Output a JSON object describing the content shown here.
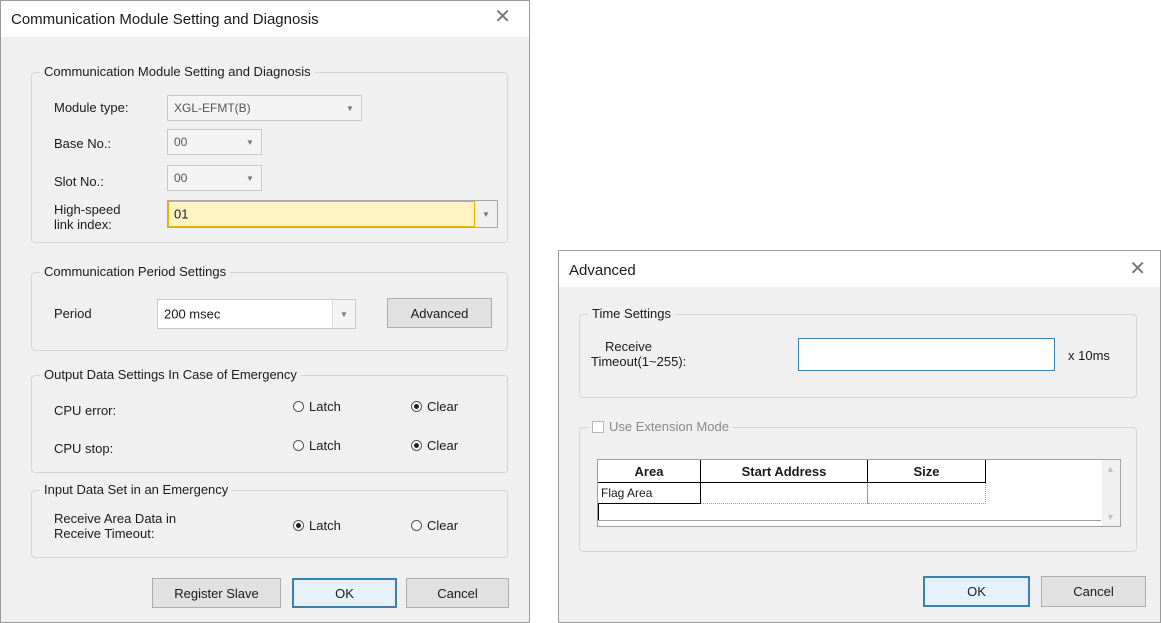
{
  "left_dialog": {
    "title": "Communication Module Setting and Diagnosis",
    "close_glyph": "✕",
    "module_group": {
      "legend": "Communication Module Setting and Diagnosis",
      "module_type_label": "Module type:",
      "module_type_value": "XGL-EFMT(B)",
      "base_no_label": "Base No.:",
      "base_no_value": "00",
      "slot_no_label": "Slot No.:",
      "slot_no_value": "00",
      "link_index_label_line1": "High-speed",
      "link_index_label_line2": "link index:",
      "link_index_value": "01"
    },
    "period_group": {
      "legend": "Communication Period Settings",
      "period_label": "Period",
      "period_value": "200 msec",
      "advanced_label": "Advanced"
    },
    "output_group": {
      "legend": "Output Data Settings In Case of Emergency",
      "cpu_error_label": "CPU error:",
      "cpu_stop_label": "CPU stop:",
      "latch_label": "Latch",
      "clear_label": "Clear",
      "cpu_error_selected": "Clear",
      "cpu_stop_selected": "Clear"
    },
    "input_group": {
      "legend": "Input Data Set in an Emergency",
      "receive_label_line1": "Receive Area Data in",
      "receive_label_line2": "Receive Timeout:",
      "latch_label": "Latch",
      "clear_label": "Clear",
      "selected": "Latch"
    },
    "buttons": {
      "register_slave": "Register Slave",
      "ok": "OK",
      "cancel": "Cancel"
    }
  },
  "right_dialog": {
    "title": "Advanced",
    "close_glyph": "✕",
    "time_group": {
      "legend": "Time Settings",
      "receive_label_line1": "Receive",
      "receive_label_line2": "Timeout(1~255):",
      "receive_value": "",
      "unit": "x 10ms"
    },
    "extension_group": {
      "legend": "Use Extension Mode",
      "checked": false,
      "table": {
        "columns": [
          "Area",
          "Start Address",
          "Size"
        ],
        "rows": [
          [
            "Flag Area",
            "",
            ""
          ]
        ]
      }
    },
    "buttons": {
      "ok": "OK",
      "cancel": "Cancel"
    }
  },
  "colors": {
    "dialog_bg": "#f0f0f0",
    "focus_blue": "#3c7fb1",
    "highlight_yellow": "#fff3c2"
  }
}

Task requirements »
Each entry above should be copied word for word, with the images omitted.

Response box »
Output a JSON object describing the content shown here.
{
  "left_dialog": {
    "title": "Communication Module Setting and Diagnosis",
    "close_glyph": "✕",
    "module_group": {
      "legend": "Communication Module Setting and Diagnosis",
      "module_type_label": "Module type:",
      "module_type_value": "XGL-EFMT(B)",
      "base_no_label": "Base No.:",
      "base_no_value": "00",
      "slot_no_label": "Slot No.:",
      "slot_no_value": "00",
      "link_index_label_line1": "High-speed",
      "link_index_label_line2": "link index:",
      "link_index_value": "01"
    },
    "period_group": {
      "legend": "Communication Period Settings",
      "period_label": "Period",
      "period_value": "200 msec",
      "advanced_label": "Advanced"
    },
    "output_group": {
      "legend": "Output Data Settings In Case of Emergency",
      "cpu_error_label": "CPU error:",
      "cpu_stop_label": "CPU stop:",
      "latch_label": "Latch",
      "clear_label": "Clear",
      "cpu_error_selected": "Clear",
      "cpu_stop_selected": "Clear"
    },
    "input_group": {
      "legend": "Input Data Set in an Emergency",
      "receive_label_line1": "Receive Area Data in",
      "receive_label_line2": "Receive Timeout:",
      "latch_label": "Latch",
      "clear_label": "Clear",
      "selected": "Latch"
    },
    "buttons": {
      "register_slave": "Register Slave",
      "ok": "OK",
      "cancel": "Cancel"
    }
  },
  "right_dialog": {
    "title": "Advanced",
    "close_glyph": "✕",
    "time_group": {
      "legend": "Time Settings",
      "receive_label_line1": "Receive",
      "receive_label_line2": "Timeout(1~255):",
      "receive_value": "",
      "unit": "x 10ms"
    },
    "extension_group": {
      "legend": "Use Extension Mode",
      "checked": false,
      "table": {
        "columns": [
          "Area",
          "Start Address",
          "Size"
        ],
        "rows": [
          [
            "Flag Area",
            "",
            ""
          ]
        ]
      }
    },
    "buttons": {
      "ok": "OK",
      "cancel": "Cancel"
    }
  },
  "colors": {
    "dialog_bg": "#f0f0f0",
    "focus_blue": "#3c7fb1",
    "highlight_yellow": "#fff3c2"
  }
}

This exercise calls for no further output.